Tag Archives: CSAIL

Robot Garden hopes to make coding more accessible for everyone

This robotic garden demonstrates distributed algorithms with more than 100 origami robots that can crawl, swim and blossom.

Created by MIT’s Computer Science and Artificial Intelligence Lab (CSAIL) and the Department of Mechanical Engineering, the aptly named Robot Garden is a defined as “a system that functions as a visual embodiment of distributed algorithms, as well as an aesthetically appealing way to get more young students, and particularly girls, interested in programming.”


At its core, the project is a tablet-operated system that illustrates MIT’s cutting-edge research on distributed algorithms using robotic sheep that were created through traditional print-and-fold origami techniques, origami flowers (including lilies, tulips and birds of paradise) that are embedded with printable motors enabling them to ‘blossom’ and change colors, as well as magnet-powered robotic ducks that fold into shape by being heated in an oven.

“Students can see their commands running in a physical environment, which tangibly links their coding efforts to the real world. It’s meant to be a launchpad for schools to demonstrate basic concepts about algorithms and programming,” explains Lindsay Sanneman, a lead author on the recently-accepted paper for the 2015 International Conference on Robotics and Automation.

The project is comprised of 16 different tiles, each connected to an Atmel based Arduino board and programmed using search algorithms that explore the space in different ways. The garden itself can be controlled by any Bluetooth-enabled device, either through clicking on flowers individually or a more advanced “control by code” feature that calls for users to add their own commands and execute sequences in real-time.
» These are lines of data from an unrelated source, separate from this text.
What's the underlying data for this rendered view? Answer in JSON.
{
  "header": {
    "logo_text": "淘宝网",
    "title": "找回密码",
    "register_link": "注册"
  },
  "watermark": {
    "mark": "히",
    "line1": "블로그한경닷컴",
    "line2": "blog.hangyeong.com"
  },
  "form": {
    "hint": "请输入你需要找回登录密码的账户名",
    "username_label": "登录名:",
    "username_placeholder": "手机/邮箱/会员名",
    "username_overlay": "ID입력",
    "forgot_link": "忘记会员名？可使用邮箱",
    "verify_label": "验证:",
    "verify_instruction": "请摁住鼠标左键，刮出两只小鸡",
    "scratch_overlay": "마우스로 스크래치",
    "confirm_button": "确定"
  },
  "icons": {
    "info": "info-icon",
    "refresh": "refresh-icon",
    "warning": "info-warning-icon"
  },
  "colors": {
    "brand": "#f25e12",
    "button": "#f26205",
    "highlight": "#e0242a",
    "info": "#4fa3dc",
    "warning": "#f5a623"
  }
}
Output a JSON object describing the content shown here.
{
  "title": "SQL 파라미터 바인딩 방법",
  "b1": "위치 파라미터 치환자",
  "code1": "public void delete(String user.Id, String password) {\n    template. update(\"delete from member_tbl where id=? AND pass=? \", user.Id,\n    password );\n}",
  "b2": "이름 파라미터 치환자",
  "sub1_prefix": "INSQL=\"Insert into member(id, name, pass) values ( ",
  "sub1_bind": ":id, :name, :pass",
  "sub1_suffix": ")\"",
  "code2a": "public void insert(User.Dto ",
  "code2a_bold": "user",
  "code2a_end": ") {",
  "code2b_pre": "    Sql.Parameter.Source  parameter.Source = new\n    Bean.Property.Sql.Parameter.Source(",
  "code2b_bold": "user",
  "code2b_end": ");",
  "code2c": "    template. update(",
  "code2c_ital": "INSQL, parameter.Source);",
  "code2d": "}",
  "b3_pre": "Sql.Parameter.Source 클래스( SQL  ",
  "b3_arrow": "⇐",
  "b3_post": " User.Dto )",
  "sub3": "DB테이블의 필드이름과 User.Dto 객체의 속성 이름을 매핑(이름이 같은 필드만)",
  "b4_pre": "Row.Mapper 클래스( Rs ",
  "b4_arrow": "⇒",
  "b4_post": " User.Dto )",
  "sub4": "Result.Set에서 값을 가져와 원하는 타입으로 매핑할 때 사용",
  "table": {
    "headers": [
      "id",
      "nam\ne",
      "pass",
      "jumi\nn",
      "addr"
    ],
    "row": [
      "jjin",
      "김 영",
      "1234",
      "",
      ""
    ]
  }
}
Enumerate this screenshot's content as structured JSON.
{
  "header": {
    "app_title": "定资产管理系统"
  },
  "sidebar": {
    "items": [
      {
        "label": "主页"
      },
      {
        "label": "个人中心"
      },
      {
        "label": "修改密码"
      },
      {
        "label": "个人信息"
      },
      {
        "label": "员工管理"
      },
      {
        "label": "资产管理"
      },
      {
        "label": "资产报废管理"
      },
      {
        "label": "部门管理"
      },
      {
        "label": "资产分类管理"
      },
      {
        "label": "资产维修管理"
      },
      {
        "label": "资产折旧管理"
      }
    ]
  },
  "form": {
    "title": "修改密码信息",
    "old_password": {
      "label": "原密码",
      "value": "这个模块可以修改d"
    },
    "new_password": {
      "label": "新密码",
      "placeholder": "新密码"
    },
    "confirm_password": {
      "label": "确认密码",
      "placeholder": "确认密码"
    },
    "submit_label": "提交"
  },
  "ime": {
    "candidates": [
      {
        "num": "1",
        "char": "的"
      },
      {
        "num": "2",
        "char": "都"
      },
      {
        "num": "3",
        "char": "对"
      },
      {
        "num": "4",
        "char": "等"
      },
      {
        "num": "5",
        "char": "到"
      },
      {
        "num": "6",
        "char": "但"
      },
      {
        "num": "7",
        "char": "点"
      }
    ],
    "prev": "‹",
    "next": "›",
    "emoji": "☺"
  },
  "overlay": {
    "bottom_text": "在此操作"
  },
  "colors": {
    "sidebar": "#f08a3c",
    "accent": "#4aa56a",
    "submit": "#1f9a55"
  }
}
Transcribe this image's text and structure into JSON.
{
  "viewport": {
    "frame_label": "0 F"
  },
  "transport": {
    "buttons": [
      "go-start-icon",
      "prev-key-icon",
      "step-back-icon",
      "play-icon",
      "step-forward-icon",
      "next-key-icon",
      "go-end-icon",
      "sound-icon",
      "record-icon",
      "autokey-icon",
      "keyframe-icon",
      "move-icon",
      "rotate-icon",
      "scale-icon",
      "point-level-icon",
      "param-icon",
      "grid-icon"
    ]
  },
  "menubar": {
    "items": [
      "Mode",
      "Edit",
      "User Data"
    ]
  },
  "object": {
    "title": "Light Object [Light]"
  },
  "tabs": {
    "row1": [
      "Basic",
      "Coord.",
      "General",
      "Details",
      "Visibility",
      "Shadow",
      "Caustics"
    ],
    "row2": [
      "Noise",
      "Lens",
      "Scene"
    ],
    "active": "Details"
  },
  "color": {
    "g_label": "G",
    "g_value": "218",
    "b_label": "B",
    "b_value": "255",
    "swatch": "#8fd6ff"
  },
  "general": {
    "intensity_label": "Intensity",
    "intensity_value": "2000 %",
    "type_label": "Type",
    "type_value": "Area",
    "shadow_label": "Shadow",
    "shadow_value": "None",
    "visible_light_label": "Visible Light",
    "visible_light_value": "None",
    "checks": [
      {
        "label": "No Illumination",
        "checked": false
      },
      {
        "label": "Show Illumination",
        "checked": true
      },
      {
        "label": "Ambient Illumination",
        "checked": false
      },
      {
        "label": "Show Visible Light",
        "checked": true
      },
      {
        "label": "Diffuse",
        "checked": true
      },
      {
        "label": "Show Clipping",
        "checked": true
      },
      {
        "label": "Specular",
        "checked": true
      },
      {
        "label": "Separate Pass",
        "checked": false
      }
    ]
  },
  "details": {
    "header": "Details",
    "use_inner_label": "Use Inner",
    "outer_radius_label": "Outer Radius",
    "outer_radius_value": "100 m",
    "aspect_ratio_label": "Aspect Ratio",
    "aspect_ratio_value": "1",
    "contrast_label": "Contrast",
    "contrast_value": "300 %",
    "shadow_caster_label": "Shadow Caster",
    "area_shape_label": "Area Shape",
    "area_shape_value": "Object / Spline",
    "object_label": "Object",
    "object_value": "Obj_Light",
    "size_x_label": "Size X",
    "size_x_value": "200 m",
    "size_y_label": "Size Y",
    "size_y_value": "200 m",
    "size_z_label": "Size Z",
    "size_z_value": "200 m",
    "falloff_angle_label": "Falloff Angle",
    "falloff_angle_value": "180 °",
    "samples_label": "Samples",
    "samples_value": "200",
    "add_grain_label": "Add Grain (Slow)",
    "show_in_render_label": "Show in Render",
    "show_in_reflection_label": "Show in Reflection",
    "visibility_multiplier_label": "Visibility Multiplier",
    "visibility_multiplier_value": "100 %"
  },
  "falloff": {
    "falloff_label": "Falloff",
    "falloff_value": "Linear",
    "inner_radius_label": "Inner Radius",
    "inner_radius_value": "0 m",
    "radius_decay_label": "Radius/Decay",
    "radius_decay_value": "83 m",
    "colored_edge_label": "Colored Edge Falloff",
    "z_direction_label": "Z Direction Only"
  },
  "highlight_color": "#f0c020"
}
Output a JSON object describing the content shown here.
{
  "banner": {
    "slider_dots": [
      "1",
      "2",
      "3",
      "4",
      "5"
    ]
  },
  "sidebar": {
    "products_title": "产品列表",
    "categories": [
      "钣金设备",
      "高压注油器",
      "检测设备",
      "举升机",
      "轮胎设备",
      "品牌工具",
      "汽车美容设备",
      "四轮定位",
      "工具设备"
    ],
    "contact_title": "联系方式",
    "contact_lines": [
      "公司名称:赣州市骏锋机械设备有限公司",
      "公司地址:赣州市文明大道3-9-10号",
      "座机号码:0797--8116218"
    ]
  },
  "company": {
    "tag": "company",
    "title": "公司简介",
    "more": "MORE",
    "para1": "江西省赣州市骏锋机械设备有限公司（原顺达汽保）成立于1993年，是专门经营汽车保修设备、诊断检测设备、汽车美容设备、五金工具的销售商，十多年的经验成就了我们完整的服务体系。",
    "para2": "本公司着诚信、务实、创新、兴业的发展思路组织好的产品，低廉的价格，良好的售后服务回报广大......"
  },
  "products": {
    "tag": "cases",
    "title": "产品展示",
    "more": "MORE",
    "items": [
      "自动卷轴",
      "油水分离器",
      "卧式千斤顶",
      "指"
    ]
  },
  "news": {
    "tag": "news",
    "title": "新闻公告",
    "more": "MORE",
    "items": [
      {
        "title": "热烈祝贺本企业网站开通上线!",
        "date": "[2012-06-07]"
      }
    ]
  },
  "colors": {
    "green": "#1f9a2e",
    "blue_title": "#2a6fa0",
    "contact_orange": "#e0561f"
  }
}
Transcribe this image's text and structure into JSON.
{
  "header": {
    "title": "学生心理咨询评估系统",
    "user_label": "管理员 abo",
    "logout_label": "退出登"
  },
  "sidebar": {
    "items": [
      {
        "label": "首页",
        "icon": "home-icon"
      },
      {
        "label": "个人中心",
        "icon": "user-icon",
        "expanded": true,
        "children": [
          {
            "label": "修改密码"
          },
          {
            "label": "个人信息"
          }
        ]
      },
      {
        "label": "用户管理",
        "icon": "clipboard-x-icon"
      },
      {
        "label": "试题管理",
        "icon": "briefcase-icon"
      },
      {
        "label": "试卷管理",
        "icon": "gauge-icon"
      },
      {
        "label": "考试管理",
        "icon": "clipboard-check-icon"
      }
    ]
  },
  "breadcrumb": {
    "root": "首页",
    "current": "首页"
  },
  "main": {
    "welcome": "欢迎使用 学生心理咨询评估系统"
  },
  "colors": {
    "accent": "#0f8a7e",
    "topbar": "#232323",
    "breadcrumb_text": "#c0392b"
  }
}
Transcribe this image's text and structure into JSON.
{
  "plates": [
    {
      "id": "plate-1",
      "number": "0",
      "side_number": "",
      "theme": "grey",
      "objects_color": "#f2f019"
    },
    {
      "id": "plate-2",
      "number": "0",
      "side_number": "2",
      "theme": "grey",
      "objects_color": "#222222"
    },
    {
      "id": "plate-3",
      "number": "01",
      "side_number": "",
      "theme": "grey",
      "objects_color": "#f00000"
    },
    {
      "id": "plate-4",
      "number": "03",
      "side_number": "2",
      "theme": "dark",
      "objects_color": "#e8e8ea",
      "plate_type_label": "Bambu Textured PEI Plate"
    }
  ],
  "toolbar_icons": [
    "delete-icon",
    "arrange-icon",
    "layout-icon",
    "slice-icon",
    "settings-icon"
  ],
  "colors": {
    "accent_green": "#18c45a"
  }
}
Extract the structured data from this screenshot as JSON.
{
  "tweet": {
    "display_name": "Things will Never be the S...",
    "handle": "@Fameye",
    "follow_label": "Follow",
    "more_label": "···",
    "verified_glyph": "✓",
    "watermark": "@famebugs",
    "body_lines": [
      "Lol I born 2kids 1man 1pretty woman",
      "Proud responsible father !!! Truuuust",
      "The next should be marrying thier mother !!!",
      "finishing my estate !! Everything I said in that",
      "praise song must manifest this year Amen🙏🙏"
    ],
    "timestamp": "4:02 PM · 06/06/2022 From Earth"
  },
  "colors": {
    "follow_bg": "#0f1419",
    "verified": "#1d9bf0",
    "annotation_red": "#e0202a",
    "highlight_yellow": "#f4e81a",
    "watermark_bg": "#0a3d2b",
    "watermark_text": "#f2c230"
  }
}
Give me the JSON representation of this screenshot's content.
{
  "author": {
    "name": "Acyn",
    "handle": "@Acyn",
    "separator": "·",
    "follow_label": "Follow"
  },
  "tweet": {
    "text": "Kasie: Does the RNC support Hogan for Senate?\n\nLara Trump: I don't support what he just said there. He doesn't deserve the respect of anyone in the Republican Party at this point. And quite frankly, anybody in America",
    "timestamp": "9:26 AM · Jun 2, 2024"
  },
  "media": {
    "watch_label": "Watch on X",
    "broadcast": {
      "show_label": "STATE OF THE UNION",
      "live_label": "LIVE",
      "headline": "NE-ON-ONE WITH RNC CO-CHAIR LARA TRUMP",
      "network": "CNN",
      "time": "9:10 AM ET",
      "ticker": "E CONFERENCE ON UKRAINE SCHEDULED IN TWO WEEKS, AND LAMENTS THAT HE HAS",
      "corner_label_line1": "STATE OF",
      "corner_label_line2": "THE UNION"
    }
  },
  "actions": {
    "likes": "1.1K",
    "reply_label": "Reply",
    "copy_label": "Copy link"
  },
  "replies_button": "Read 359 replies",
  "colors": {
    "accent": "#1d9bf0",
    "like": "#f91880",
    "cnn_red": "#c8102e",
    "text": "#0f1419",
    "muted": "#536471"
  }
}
In fact, users can interact with the garden through a computer interface, allowing them to select a tile and inflate/deflate the flower or change the color of its pedals.


“The garden tests distributed algorithms for over 100 distinct robots, which gives us a very large-scale platform for experimentation,” says CSAIL Director Daniela Rus, who is also a co-author of the paper. “At the same time, we hope that it also helps introduce students to topics like graph theory and networking in a way that’s both beautiful and engaging.”

The project was recently displayed at CSAIL’s “Hour of Code” back in December, where it surely did its part in inspiring kids to get interested in STEM-related disciplines. In the near future, the researchers hope to make the garden operable by multiple devices simultaneously, and may even experiment with interactive auditory components such as microphones and music that would sync to movements.

Interested? Head over to MIT’s official page here, and be sure to watch the garden in action below.

MIT wins prize for $20 AVR robot

Researchers from MIT’s Computer Science and Artificial Intelligence Laboratory (CSAIL) recently received top honors in multiple categories at an international competition focused on designing affordable, classroom-friendly robots.

The team from CSAIL Director Daniela Rus’ Distributed Robotics Lab earned first place in the hardware and curriculum categories for a printable, origami-inspired Segway robot dubbed SEG at the “Ultra-Affordable Robot” competition sponsored by the African Robotics Network (AFRON) and the IEEE Robotics and Automaton Society.

The design by Rus, Ankur Mehta, Joseph DelPreto, Benjamin Shaya and Lindsay Sanneman, allows an individual to build a printable, Atmel AVR-powered (tinyAVR/Arduino Pro depending on version) robot for as little as $20, in just five steps.

The small robot – made of polyester – moves around on two large wheels and is capable of avoiding obstacles with an onboard sensing and navigation system. The team also adapted graphical drag-and-drop software that’s convenient for first-time programmers, while simultaneously developing a curriculum that teaches students some basic control systems to implement with SEG.


“We’re excited to have been able to make some really encouraging upgrades to our prototype in such a way that it is more effective, more intuitive and more affordable,” said Mehta. “With this kind of progress, we envision a future where robots that can help you with important daily tasks could be printed for a few dollars from your desktop printer.”

Interested in learning more? You can check out the project’s official page here, along with the relevant files and instructions.